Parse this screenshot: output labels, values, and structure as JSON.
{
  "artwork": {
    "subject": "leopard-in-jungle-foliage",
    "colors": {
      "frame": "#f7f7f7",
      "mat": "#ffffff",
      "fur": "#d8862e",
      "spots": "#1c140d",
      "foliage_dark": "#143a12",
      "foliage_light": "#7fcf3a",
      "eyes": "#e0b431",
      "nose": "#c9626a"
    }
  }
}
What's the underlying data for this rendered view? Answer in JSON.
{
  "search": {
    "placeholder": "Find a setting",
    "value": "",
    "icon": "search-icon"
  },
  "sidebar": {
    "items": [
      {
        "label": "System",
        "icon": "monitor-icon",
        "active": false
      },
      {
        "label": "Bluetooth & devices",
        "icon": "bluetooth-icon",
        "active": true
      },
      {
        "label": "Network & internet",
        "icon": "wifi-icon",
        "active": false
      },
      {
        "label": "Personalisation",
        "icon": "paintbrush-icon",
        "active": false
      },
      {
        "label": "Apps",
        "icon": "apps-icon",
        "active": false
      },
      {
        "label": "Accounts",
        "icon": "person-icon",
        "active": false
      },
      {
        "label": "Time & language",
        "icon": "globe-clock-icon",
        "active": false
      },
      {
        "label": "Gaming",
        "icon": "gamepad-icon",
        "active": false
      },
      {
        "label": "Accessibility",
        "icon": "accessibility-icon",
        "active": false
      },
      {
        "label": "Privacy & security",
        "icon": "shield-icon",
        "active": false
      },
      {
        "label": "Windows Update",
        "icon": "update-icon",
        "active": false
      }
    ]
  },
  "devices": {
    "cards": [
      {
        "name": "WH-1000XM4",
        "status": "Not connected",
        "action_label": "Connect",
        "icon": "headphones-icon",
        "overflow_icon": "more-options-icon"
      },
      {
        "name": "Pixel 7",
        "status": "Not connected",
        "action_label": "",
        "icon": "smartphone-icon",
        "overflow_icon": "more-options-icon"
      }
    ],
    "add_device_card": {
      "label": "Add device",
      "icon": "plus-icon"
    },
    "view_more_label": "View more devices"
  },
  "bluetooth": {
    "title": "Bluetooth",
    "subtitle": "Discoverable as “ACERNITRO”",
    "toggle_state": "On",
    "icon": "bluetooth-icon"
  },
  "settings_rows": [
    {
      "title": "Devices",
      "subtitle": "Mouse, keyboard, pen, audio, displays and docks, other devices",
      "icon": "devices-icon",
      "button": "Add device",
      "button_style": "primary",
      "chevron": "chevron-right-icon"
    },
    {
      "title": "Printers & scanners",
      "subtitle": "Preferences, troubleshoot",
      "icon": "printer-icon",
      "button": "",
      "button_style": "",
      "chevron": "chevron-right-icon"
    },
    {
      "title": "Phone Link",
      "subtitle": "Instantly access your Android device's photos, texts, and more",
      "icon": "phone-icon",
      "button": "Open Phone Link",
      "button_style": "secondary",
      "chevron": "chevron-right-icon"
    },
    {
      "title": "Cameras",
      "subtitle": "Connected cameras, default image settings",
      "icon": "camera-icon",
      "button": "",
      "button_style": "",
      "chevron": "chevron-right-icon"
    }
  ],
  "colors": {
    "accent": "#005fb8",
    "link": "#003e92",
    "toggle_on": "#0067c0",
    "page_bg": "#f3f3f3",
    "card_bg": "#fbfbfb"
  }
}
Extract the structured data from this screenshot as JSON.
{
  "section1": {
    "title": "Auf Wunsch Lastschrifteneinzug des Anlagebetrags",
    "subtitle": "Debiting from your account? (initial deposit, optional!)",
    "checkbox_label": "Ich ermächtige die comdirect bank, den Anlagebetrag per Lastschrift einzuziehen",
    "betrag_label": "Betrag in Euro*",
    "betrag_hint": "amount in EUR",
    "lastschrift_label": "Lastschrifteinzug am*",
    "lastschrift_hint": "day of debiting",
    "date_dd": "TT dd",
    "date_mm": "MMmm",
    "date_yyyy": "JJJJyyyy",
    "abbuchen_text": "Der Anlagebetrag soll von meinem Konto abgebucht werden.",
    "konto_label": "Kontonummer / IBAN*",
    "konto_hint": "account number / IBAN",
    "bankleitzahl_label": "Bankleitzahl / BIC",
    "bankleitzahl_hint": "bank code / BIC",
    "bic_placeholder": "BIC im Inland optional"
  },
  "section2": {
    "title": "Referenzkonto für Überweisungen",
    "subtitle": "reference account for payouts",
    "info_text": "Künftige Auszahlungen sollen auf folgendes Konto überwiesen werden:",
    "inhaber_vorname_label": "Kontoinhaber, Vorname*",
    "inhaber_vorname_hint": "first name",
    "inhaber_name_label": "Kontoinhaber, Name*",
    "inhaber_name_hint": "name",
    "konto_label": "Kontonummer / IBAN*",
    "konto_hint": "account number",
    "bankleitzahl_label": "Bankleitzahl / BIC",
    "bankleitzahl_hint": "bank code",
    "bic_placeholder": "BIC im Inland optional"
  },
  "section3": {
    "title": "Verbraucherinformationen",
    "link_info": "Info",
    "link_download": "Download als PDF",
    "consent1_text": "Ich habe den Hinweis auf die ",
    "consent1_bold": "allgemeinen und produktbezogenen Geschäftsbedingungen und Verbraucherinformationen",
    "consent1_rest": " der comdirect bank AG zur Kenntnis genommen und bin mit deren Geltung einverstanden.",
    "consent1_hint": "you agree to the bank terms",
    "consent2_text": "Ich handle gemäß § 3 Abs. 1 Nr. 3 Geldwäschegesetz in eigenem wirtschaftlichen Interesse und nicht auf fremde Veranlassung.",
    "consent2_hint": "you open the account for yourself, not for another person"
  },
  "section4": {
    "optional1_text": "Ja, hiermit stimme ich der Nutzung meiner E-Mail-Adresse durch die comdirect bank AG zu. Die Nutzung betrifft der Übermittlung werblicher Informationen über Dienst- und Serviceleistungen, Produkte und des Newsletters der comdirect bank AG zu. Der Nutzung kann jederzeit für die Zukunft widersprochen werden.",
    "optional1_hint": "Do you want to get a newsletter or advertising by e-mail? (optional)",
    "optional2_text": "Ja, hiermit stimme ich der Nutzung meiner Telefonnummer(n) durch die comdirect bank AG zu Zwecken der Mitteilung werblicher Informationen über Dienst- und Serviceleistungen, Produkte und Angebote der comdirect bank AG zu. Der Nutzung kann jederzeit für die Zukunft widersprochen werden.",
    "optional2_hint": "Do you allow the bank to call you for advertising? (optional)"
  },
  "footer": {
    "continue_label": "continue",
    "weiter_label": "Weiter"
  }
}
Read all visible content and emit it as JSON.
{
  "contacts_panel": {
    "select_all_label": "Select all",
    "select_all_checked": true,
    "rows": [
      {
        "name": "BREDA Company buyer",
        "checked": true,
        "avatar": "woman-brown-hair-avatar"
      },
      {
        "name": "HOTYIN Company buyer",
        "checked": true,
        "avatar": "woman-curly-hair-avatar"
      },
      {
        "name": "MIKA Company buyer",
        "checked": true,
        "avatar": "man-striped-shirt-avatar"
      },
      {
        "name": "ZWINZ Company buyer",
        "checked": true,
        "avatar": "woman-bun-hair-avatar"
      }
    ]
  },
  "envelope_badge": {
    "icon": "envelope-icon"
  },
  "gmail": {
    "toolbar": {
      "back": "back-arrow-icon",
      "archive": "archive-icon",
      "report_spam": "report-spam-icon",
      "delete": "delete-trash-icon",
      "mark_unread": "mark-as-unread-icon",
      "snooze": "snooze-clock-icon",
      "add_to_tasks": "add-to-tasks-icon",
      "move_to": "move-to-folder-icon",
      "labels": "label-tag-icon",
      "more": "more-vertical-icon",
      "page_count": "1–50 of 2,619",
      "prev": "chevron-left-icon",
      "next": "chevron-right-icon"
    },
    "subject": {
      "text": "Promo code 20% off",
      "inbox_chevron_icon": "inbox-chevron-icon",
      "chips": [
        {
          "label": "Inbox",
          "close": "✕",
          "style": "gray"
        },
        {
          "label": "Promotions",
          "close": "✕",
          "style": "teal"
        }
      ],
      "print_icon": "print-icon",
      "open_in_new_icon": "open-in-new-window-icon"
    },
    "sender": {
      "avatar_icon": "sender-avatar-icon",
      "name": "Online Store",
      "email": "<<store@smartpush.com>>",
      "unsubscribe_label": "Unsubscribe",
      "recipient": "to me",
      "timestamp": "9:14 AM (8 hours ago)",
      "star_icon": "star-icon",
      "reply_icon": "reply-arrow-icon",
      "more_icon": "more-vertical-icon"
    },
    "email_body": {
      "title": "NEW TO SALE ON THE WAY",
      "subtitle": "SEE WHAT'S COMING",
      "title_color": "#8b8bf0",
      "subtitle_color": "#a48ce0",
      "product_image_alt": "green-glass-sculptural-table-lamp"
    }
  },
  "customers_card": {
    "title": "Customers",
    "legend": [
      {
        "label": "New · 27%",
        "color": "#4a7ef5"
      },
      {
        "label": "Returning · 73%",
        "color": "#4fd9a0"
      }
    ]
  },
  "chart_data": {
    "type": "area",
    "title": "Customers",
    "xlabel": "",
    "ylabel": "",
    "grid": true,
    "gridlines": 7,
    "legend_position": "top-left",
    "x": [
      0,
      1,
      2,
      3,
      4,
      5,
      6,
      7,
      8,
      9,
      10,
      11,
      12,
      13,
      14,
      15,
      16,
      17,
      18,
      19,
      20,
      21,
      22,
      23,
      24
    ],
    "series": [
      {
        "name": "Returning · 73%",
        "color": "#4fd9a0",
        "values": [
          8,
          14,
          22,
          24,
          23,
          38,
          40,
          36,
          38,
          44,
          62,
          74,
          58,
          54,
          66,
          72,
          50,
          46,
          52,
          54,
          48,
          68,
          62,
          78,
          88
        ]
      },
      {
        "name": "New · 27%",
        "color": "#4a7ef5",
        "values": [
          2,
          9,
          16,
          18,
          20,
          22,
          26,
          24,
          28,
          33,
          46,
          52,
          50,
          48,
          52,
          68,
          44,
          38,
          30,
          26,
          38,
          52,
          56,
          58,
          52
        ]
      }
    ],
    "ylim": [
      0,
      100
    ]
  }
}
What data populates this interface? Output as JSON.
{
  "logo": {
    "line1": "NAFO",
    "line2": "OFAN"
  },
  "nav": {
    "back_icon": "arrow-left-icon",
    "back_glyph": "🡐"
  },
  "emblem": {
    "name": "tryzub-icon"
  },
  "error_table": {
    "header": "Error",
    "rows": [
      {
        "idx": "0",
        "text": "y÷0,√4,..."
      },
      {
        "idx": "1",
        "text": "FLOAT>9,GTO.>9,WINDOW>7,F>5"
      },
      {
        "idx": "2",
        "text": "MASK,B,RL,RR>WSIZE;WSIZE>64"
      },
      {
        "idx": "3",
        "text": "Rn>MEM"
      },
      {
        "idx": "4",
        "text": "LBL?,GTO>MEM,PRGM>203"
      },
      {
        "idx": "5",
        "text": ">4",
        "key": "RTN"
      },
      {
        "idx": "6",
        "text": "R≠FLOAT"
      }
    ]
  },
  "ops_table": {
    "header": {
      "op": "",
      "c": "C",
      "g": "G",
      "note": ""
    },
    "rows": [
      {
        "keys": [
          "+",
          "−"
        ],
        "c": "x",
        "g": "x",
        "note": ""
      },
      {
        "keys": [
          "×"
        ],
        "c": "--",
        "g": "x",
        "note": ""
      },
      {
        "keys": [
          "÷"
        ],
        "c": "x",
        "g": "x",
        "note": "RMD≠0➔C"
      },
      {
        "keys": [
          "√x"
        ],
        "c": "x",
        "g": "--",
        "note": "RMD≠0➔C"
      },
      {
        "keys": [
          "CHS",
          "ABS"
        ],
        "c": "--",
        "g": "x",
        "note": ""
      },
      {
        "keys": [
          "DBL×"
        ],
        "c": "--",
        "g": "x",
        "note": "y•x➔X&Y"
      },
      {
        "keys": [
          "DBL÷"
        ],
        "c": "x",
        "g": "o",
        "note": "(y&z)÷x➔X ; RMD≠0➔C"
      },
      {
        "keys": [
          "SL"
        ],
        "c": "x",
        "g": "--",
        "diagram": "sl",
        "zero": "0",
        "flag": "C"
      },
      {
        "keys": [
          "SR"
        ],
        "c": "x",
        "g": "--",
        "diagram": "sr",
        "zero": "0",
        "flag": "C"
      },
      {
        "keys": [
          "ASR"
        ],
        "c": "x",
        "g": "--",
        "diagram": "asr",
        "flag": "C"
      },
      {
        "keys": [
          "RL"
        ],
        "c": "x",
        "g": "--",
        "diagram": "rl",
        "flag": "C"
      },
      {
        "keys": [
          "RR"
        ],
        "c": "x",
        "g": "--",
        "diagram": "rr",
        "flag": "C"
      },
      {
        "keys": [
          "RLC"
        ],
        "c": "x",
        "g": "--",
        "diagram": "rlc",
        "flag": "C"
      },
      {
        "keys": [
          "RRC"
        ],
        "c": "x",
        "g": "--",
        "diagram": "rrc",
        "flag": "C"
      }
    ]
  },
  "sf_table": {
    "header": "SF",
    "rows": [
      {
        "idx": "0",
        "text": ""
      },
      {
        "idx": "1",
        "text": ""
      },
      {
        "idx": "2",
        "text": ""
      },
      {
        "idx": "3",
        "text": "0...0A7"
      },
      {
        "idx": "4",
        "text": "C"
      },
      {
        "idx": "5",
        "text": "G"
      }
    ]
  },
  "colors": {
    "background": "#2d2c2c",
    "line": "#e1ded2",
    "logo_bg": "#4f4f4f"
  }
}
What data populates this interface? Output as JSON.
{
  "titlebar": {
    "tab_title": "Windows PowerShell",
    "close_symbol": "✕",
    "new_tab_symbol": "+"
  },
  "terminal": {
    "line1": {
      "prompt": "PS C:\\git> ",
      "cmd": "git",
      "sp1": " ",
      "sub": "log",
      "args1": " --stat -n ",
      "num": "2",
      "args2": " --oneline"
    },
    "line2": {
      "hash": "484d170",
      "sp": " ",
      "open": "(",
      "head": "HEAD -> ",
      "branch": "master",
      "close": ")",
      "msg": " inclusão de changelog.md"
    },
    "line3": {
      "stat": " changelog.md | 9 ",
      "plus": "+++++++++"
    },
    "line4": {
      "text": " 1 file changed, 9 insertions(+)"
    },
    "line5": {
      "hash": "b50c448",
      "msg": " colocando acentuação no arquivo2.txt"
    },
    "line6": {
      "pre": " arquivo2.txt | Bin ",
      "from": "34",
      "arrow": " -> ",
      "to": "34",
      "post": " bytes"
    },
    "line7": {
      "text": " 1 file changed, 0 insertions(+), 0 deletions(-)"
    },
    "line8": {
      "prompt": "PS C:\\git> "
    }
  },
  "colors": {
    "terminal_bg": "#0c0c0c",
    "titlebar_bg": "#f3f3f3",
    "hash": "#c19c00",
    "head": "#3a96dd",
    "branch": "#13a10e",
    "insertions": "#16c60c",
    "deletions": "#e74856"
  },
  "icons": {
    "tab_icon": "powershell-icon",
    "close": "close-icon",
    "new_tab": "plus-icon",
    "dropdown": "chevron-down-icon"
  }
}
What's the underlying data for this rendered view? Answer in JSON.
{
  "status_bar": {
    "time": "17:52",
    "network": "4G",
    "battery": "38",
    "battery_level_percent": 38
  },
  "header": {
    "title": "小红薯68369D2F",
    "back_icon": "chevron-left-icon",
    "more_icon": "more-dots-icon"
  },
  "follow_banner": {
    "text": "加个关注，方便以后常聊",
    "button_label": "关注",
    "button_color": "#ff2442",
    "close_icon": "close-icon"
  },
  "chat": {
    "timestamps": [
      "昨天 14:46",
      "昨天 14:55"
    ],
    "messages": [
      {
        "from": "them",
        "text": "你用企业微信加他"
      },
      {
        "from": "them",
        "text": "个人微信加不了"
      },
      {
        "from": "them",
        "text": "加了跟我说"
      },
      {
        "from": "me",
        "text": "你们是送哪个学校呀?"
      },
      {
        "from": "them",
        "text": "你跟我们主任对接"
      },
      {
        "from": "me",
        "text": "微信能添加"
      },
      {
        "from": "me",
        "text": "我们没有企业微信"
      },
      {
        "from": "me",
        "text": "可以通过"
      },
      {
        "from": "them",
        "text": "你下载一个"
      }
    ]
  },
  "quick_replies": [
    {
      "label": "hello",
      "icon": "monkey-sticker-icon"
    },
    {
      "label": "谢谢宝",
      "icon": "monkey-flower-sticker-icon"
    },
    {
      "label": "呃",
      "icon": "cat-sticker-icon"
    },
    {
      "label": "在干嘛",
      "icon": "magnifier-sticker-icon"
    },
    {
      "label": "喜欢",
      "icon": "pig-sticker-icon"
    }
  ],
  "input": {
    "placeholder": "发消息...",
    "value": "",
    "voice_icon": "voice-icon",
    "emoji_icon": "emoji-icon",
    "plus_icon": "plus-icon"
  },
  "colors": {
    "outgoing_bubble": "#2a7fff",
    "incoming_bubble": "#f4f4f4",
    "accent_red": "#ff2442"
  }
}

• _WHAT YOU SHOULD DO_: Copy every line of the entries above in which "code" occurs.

• _SOLUTION BELOW_:
    "bankleitzahl_hint": "bank code / BIC",
    "bankleitzahl_hint": "bank code",
      "text": "Promo code 20% off",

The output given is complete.